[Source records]
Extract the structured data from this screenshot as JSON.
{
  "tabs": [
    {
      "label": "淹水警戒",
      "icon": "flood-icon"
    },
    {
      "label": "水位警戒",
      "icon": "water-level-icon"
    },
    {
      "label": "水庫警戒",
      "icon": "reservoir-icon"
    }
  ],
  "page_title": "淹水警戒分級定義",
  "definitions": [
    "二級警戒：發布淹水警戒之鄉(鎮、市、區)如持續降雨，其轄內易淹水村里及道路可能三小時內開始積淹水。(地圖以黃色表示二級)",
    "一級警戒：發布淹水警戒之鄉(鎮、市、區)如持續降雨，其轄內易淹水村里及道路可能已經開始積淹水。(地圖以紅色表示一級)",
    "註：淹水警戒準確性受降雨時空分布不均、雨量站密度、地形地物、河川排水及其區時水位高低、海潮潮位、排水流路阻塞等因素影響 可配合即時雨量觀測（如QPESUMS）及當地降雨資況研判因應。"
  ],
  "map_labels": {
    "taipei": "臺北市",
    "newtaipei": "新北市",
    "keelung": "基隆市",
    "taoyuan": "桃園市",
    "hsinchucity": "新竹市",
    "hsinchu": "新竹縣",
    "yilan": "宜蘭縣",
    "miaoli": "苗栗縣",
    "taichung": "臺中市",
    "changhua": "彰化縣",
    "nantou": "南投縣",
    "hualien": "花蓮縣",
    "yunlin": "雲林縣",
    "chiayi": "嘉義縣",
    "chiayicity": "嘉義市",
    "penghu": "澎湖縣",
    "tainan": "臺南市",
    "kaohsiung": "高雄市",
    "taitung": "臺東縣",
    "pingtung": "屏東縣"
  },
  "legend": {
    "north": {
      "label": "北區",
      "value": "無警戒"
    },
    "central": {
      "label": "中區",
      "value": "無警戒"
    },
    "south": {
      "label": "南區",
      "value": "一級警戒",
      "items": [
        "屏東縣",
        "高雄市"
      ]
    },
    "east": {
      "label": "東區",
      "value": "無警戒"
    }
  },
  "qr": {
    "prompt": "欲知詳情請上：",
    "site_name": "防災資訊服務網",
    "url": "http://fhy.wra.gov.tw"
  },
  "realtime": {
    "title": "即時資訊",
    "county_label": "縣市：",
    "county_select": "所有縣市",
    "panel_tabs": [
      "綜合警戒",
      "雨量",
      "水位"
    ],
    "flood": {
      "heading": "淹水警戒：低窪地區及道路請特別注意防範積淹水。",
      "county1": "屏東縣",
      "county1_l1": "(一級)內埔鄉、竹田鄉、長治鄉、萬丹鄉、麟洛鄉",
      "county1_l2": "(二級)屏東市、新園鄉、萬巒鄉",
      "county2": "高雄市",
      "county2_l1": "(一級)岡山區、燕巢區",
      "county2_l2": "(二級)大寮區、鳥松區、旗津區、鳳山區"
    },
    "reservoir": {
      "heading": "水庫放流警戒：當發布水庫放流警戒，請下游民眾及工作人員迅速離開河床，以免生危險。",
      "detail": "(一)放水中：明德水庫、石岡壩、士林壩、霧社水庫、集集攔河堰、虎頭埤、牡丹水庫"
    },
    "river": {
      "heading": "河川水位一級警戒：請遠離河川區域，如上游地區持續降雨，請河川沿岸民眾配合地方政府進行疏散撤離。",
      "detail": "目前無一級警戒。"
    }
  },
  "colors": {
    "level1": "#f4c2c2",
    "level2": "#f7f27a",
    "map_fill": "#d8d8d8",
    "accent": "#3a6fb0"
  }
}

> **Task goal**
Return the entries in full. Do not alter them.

> **Result**
Extract the structured data from this screenshot as JSON.
{
  "tabs": [
    {
      "label": "淹水警戒",
      "icon": "flood-icon"
    },
    {
      "label": "水位警戒",
      "icon": "water-level-icon"
    },
    {
      "label": "水庫警戒",
      "icon": "reservoir-icon"
    }
  ],
  "page_title": "淹水警戒分級定義",
  "definitions": [
    "二級警戒：發布淹水警戒之鄉(鎮、市、區)如持續降雨，其轄內易淹水村里及道路可能三小時內開始積淹水。(地圖以黃色表示二級)",
    "一級警戒：發布淹水警戒之鄉(鎮、市、區)如持續降雨，其轄內易淹水村里及道路可能已經開始積淹水。(地圖以紅色表示一級)",
    "註：淹水警戒準確性受降雨時空分布不均、雨量站密度、地形地物、河川排水及其區時水位高低、海潮潮位、排水流路阻塞等因素影響 可配合即時雨量觀測（如QPESUMS）及當地降雨資況研判因應。"
  ],
  "map_labels": {
    "taipei": "臺北市",
    "newtaipei": "新北市",
    "keelung": "基隆市",
    "taoyuan": "桃園市",
    "hsinchucity": "新竹市",
    "hsinchu": "新竹縣",
    "yilan": "宜蘭縣",
    "miaoli": "苗栗縣",
    "taichung": "臺中市",
    "changhua": "彰化縣",
    "nantou": "南投縣",
    "hualien": "花蓮縣",
    "yunlin": "雲林縣",
    "chiayi": "嘉義縣",
    "chiayicity": "嘉義市",
    "penghu": "澎湖縣",
    "tainan": "臺南市",
    "kaohsiung": "高雄市",
    "taitung": "臺東縣",
    "pingtung": "屏東縣"
  },
  "legend": {
    "north": {
      "label": "北區",
      "value": "無警戒"
    },
    "central": {
      "label": "中區",
      "value": "無警戒"
    },
    "south": {
      "label": "南區",
      "value": "一級警戒",
      "items": [
        "屏東縣",
        "高雄市"
      ]
    },
    "east": {
      "label": "東區",
      "value": "無警戒"
    }
  },
  "qr": {
    "prompt": "欲知詳情請上：",
    "site_name": "防災資訊服務網",
    "url": "http://fhy.wra.gov.tw"
  },
  "realtime": {
    "title": "即時資訊",
    "county_label": "縣市：",
    "county_select": "所有縣市",
    "panel_tabs": [
      "綜合警戒",
      "雨量",
      "水位"
    ],
    "flood": {
      "heading": "淹水警戒：低窪地區及道路請特別注意防範積淹水。",
      "county1": "屏東縣",
      "county1_l1": "(一級)內埔鄉、竹田鄉、長治鄉、萬丹鄉、麟洛鄉",
      "county1_l2": "(二級)屏東市、新園鄉、萬巒鄉",
      "county2": "高雄市",
      "county2_l1": "(一級)岡山區、燕巢區",
      "county2_l2": "(二級)大寮區、鳥松區、旗津區、鳳山區"
    },
    "reservoir": {
      "heading": "水庫放流警戒：當發布水庫放流警戒，請下游民眾及工作人員迅速離開河床，以免生危險。",
      "detail": "(一)放水中：明德水庫、石岡壩、士林壩、霧社水庫、集集攔河堰、虎頭埤、牡丹水庫"
    },
    "river": {
      "heading": "河川水位一級警戒：請遠離河川區域，如上游地區持續降雨，請河川沿岸民眾配合地方政府進行疏散撤離。",
      "detail": "目前無一級警戒。"
    }
  },
  "colors": {
    "level1": "#f4c2c2",
    "level2": "#f7f27a",
    "map_fill": "#d8d8d8",
    "accent": "#3a6fb0"
  }
}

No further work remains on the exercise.